    On that note, one thing that did not come up in the article was the fact that Kujundzic set up his first move by continually telling the victim that he was the only reason she was admitted to UCI and that he was responsible for her fellowship. One reason this frightened the victim was that she was recovering from a serious illness. She had been given a fatal prognosis, but had had surgery six months prior to the assault with unexpectedly positive results. Needless to say, she came to UCI with high hopes, but also with significant fears and insecurities; hearing someone say she hadn’t earned her position there was devastating. Kujundzic claims that he did not know the victim was taking medication for her condition that increased the effects of intoxicants. The victim contends that he knew because she asked for a glass of water and took the pills in front of him. She also alleges that she told him her tolerance was not what it used to be. Whether or not you find the victim’s statements to be credible, it is uncontested that Kujundzic knew she had had the surgery (they were, in fact, discussing it the moment he grabbed her the first time), and it is hard to imagine that a reasonable person would not have understood the heightened risk of incapacitation and the victim’s overall vulnerability to coercion. The amount of wine is contested. Kujundzic claimed that they each drank only two glasses. According to the victim, they finished three bottles between the two of them, an amount, I would think, that would have put the majority of people at risk. The victim also testified that, throughout the evening, Kujundzic chastened her for drinking”too slowly.” To overcome the obstacle, he repeatedly proposed toasts (to things like Derrida’s archives) and reminded her how disrespectful Russians consider failure to join in a salute. The article also does not discuss the attempts the victim made to escape the harassment while it was still going on (such as an anonymous report), the nature and extent of Kujundzic’s coercion, and the severity of the emotional damage she experienced. Also, it might be worth noting that she left the new student reception because he told her they were going to a restaurant for an advisor-advisee conference; he stopped to show her the pictures while she thought they were en route.

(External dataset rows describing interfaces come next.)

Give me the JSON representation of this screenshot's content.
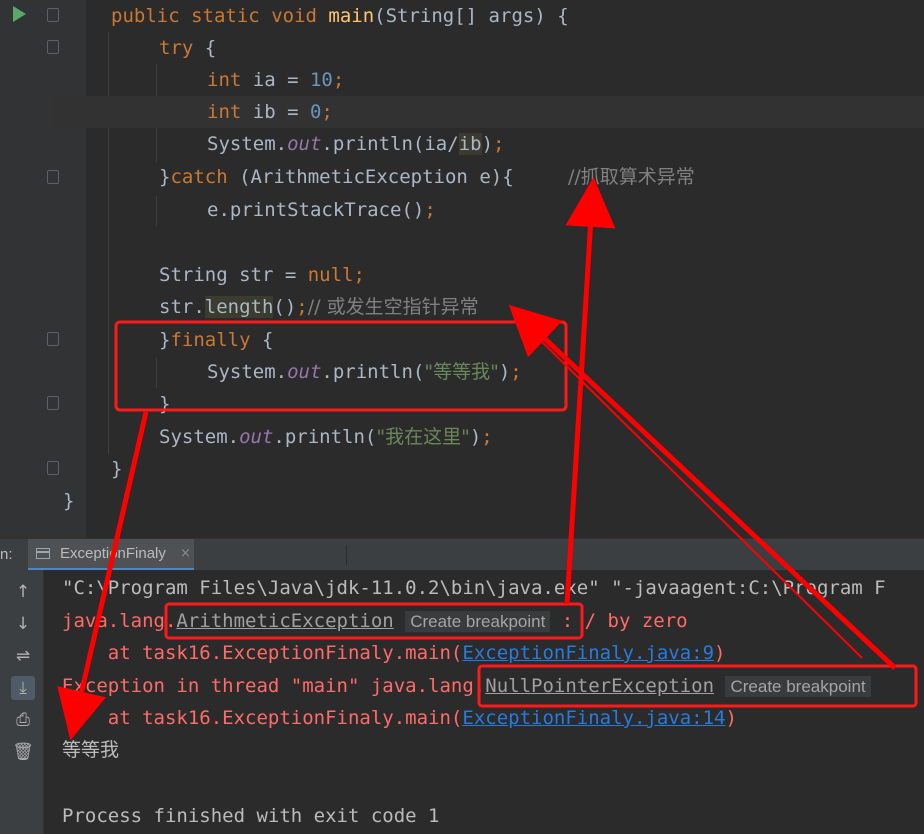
{
  "editor": {
    "lines": [
      [
        "public static void main(String[] args) {"
      ],
      [
        "try {"
      ],
      [
        "int ia = 10;"
      ],
      [
        "int ib = 0;"
      ],
      [
        "System.out.println(ia/ib);"
      ],
      [
        "}catch (ArithmeticException e){",
        "//抓取算术异常"
      ],
      [
        "e.printStackTrace();"
      ],
      [
        ""
      ],
      [
        "String str = null;"
      ],
      [
        "str.length();",
        "// 或发生空指针异常"
      ],
      [
        "}finally {"
      ],
      [
        "System.out.println(\"等等我\");"
      ],
      [
        "}"
      ],
      [
        "System.out.println(\"我在这里\");"
      ],
      [
        "}"
      ],
      [
        "}"
      ]
    ],
    "tokens": {
      "public": "public",
      "static": "static",
      "void": "void",
      "main": "main",
      "params": "(String[] args) {",
      "try": "try",
      "brace_open": " {",
      "int": "int",
      "ia_decl": " ia = ",
      "ia_val": "10",
      "ib_decl": " ib = ",
      "ib_val": "0",
      "semi": ";",
      "system": "System.",
      "out": "out",
      "println_open": ".println(",
      "ia_div": "ia/",
      "ib": "ib",
      "close_paren": ")",
      "catch_brace": "}",
      "catch": "catch",
      "catch_args": " (ArithmeticException e){",
      "catch_comment": "//抓取算术异常",
      "print_stack": "e.printStackTrace()",
      "string_decl": "String str = ",
      "null": "null",
      "str_dot": "str.",
      "length": "length",
      "length_call": "()",
      "npe_comment": "// 或发生空指针异常",
      "finally": "finally",
      "str_wait": "\"等等我\"",
      "close_brace": "}",
      "str_here": "\"我在这里\""
    }
  },
  "run_panel": {
    "label": "n:",
    "tab_name": "ExceptionFinaly",
    "tab_close": "×",
    "toolbar_icons": [
      "arrow-up-icon",
      "arrow-down-icon",
      "soft-wrap-icon",
      "scroll-to-end-icon",
      "print-icon",
      "trash-icon"
    ],
    "toolbar_glyphs": [
      "↑",
      "↓",
      "⇌",
      "⤓",
      "⎙",
      "🗑"
    ]
  },
  "console": {
    "cmd_line": "\"C:\\Program Files\\Java\\jdk-11.0.2\\bin\\java.exe\" \"-javaagent:C:\\Program F",
    "line2_prefix": "java.lang.",
    "line2_exception": "ArithmeticException",
    "hint": "Create breakpoint",
    "line2_suffix": ": / by zero",
    "line3_prefix": "    at task16.ExceptionFinaly.main(",
    "line3_link": "ExceptionFinaly.java:9",
    "line3_suffix": ")",
    "line4_prefix": "Exception in thread \"main\" java.lang.",
    "line4_exception": "NullPointerException",
    "line5_prefix": "    at task16.ExceptionFinaly.main(",
    "line5_link": "ExceptionFinaly.java:14",
    "line5_suffix": ")",
    "line6": "等等我",
    "line7": "",
    "line8": "Process finished with exit code 1"
  },
  "colors": {
    "keyword": "#cc7832",
    "number": "#6897bb",
    "static_field": "#9876aa",
    "method_decl": "#ffc66d",
    "comment": "#808080",
    "string": "#6a8759",
    "error": "#ff6b68",
    "link": "#287bde",
    "annotation": "#ff0000"
  }
}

    This information is available in court records.

  8. Ann Bartow says:

    I have not seen these court records, so I have no idea about the accuracy of the assertions made in the above comment. I allowed it through moderation because it purports to tell a story different than that reported by the press, but need to note that it was posted anonymously and without documentation. If the court records become available online I will update this post with links, etc.

  9. Pingback: Feminist Law Professors » Blog Archive » Derrida Papers Controvery Update: The U of Florida “Knew Nothing” About Sexual Harassment Sanctions

  10. Antenna Clasis says:

    http://www.latimes.com/news/printedition/california/la-me-derrida11apr11,1,6384927.story?coll=la-headlines-pe-california

    An update on the case. It turns out that, despite assurances to the UC Irvine faculty, the archives suit against Mme Derrida is still going forward. There also details on the settlement more on topic for this blog.

  11. Pingback: Feminist Law Professors » Blog Archive » Derrida Papers Sexual Harassment Controversy Update

  12. Pingback: Feminist Law Professors » Blog Archive » Derrida Papers Sexual Harassment Controvery Posts Draw Comments

  13. Pingback: Feminist Law Professors » Blog Archive » Another Update on the Derrida Papers/Kujundzic Sexual Harassment Controversy